Researcher Receives NIH Grant to Study Development of Novel Muscle Actuated Prostheses
Brad Farrell, PhD., assistant professor of physical therapy, researches ways to improve the function of hand prostheses. His work is funded by the National Institutes of Health (NIH) in a subcontract with the Georgia Institute of Technology. Farrell, who earned his PhD at Georgia Tech and worked there as a graduate research assistant in prosthetics and orthotics, aims improve the lives persons living in the United States with an amputation through the development of novel muscle actuated prostheses.
“Many prosthetic hands are cosmetic but not so functional,” says Farrell. “We’re trying to utilize muscles that remain after amputation. It’s like a brake lever on a bicycle, with long tendons to the hand and contracting muscles in the forearm. The muscles are still functioning and we’re trying to reconnect that function.”
The desire to do something new, figure out what works, what doesn’t work, and why, is what Farrell took with him from Georgia Tech and it drives him to this day.
“The research is interesting and frustrating, especially the hurdles for pre-clinical testing. But I am fueled by the desire to help people and make their lives better,” says Farrell.
Farrell currently works on prostheses in a rat model, but his goal is to change human lives.
“The possibility of improving people’s daily living—everything you do with your hands, from holding a pencil to drinking a cup of coffee. I want to help amputees have an improved quality of life,” says Farrell.
Farrell focuses on understanding how the central nervous system regulates sensorimotor function and on developing interventions to supplement lost function especially after musculoskeletal and neurological injury. Specifically, he is interested in osseointegrated prostheses to improve function after amputation and utilization of electrical stimulation to alter the state of spinal and supraspinal networks.
In addition to his research experience, Farrell was inspired to pursue prostheses from one of the Star Wars movies, during which Luke Skywalker loses his hand.

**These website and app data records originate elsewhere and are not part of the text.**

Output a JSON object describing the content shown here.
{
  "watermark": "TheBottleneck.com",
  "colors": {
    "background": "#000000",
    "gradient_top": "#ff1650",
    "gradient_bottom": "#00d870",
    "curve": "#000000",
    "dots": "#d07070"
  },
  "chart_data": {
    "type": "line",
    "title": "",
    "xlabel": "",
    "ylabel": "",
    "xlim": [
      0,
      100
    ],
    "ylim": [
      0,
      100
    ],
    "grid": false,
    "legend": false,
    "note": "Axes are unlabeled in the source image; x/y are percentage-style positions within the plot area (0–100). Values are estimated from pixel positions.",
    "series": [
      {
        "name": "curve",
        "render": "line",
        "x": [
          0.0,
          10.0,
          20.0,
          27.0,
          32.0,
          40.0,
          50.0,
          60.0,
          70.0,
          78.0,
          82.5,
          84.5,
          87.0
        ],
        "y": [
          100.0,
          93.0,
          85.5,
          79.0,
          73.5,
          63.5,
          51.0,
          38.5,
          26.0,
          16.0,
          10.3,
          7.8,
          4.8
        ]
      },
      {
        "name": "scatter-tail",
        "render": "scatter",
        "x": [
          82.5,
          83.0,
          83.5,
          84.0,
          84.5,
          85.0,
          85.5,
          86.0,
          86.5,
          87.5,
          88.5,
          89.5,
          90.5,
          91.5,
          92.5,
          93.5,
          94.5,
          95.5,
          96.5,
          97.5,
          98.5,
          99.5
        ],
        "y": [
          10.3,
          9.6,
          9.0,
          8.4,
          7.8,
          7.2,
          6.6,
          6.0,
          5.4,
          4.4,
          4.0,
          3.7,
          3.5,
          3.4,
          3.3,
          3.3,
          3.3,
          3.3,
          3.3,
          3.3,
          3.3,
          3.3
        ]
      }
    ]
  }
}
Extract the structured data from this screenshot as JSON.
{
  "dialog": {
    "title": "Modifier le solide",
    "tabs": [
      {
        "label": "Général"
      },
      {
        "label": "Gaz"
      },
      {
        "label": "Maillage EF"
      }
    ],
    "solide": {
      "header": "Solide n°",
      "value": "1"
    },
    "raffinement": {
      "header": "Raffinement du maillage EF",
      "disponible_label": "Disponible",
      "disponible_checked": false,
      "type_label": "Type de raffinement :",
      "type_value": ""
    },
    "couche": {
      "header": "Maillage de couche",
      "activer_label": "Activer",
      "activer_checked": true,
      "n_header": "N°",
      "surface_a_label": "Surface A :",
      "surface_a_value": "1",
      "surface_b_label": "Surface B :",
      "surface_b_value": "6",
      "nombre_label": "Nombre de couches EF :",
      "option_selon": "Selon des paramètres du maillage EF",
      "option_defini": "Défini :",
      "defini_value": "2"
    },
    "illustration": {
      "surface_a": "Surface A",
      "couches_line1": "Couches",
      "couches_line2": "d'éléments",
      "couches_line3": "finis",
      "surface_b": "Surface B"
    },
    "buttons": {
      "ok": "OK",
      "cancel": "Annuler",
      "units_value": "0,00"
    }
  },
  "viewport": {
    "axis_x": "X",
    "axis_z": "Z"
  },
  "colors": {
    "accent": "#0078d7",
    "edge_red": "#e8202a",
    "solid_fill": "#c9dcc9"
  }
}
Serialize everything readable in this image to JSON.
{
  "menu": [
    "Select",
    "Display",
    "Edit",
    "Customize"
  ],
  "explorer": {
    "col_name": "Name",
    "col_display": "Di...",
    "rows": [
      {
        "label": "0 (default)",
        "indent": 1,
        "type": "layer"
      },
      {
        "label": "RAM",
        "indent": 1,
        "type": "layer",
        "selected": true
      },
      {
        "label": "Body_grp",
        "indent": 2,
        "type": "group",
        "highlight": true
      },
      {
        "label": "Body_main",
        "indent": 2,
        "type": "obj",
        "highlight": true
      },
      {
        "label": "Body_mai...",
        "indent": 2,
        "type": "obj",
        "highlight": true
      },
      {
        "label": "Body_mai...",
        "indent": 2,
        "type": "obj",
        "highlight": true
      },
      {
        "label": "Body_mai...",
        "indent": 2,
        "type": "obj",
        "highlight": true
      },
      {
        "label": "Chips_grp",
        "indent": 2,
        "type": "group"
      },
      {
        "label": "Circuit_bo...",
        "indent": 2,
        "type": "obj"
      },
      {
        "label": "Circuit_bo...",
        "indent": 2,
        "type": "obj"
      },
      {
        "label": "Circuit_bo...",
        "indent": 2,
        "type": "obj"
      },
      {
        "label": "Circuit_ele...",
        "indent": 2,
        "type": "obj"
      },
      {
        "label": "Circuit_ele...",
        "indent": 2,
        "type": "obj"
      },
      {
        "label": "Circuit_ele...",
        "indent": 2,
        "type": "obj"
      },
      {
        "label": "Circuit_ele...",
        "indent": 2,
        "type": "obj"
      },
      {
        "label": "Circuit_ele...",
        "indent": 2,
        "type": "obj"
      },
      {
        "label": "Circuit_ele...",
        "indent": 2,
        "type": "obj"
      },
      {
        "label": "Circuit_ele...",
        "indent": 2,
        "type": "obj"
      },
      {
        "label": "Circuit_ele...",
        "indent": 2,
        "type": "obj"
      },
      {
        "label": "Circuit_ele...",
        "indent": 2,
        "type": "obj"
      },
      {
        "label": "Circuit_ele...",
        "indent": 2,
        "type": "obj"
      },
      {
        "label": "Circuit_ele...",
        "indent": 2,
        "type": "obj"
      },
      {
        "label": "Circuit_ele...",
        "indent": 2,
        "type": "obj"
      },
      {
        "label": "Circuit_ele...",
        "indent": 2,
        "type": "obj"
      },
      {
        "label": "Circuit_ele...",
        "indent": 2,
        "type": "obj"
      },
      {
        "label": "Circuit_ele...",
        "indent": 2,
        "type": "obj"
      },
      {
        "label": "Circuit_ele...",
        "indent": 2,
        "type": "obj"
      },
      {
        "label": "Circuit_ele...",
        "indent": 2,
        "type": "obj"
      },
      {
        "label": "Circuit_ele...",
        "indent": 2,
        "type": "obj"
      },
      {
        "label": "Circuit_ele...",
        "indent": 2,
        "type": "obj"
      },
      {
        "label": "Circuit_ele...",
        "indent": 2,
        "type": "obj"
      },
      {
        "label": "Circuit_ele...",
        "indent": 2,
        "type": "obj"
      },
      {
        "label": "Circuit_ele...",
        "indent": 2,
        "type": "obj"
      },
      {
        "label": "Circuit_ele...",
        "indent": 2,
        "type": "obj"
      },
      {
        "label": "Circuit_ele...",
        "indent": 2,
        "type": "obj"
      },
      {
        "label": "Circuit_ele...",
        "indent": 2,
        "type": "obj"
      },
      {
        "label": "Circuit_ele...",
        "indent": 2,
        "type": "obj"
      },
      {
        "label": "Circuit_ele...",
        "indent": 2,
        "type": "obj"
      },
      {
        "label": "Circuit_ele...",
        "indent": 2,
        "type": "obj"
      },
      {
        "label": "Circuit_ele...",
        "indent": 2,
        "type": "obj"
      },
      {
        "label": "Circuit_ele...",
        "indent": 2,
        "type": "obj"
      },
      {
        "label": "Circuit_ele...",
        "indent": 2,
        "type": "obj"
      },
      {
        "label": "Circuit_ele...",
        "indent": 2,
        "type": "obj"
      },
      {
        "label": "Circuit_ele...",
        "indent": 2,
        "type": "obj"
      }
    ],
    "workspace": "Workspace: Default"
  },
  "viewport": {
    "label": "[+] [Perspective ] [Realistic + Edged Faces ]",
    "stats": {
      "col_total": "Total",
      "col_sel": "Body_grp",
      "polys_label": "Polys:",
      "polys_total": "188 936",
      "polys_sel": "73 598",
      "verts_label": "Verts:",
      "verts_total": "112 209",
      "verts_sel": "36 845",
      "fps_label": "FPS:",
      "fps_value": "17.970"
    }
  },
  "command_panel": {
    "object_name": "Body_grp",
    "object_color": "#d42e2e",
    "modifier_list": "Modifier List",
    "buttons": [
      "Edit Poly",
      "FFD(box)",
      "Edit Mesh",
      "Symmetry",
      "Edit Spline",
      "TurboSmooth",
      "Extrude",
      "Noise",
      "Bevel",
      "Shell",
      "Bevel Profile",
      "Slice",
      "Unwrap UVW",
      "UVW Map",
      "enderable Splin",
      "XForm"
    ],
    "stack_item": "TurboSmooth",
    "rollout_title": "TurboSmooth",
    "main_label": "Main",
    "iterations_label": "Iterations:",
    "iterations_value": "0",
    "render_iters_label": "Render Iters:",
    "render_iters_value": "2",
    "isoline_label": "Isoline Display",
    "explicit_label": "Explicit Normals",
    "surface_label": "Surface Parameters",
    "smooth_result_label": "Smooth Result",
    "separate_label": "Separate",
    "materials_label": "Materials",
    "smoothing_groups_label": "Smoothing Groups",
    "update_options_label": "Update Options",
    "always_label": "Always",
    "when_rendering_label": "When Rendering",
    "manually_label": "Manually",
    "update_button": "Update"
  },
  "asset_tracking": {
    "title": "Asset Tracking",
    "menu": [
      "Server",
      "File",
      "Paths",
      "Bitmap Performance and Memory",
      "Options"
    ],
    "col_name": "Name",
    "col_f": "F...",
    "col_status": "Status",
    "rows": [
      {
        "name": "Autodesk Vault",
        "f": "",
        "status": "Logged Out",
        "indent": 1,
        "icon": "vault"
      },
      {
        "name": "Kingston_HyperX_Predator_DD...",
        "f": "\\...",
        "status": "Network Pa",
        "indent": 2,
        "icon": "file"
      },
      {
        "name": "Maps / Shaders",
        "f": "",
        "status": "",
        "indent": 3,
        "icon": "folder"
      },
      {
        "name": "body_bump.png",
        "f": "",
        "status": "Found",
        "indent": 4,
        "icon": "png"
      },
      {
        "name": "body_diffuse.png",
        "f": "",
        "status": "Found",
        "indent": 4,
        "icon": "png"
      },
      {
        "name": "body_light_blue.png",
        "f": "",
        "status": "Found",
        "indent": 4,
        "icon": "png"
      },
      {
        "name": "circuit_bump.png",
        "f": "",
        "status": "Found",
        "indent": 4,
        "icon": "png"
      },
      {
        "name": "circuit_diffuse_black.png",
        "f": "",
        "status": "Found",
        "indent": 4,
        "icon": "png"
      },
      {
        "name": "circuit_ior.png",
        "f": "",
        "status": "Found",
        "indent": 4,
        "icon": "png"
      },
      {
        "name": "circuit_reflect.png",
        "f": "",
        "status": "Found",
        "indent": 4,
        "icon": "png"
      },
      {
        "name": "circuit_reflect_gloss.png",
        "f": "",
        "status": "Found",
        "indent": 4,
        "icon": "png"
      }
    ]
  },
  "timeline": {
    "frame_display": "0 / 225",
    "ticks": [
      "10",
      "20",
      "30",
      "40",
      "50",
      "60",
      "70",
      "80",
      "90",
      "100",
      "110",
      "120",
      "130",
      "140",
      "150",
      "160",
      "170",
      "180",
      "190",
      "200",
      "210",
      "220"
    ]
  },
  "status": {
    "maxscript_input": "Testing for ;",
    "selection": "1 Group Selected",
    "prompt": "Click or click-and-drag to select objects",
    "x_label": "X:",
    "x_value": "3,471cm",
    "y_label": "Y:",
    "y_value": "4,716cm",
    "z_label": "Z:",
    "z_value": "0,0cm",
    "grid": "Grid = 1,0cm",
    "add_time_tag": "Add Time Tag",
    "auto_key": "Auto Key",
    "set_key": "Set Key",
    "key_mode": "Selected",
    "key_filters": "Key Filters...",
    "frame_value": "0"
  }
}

“That event in the movie drove my curiosity,” says Farrell. “I want to pursue how we can interface with the body and use what it already knows.”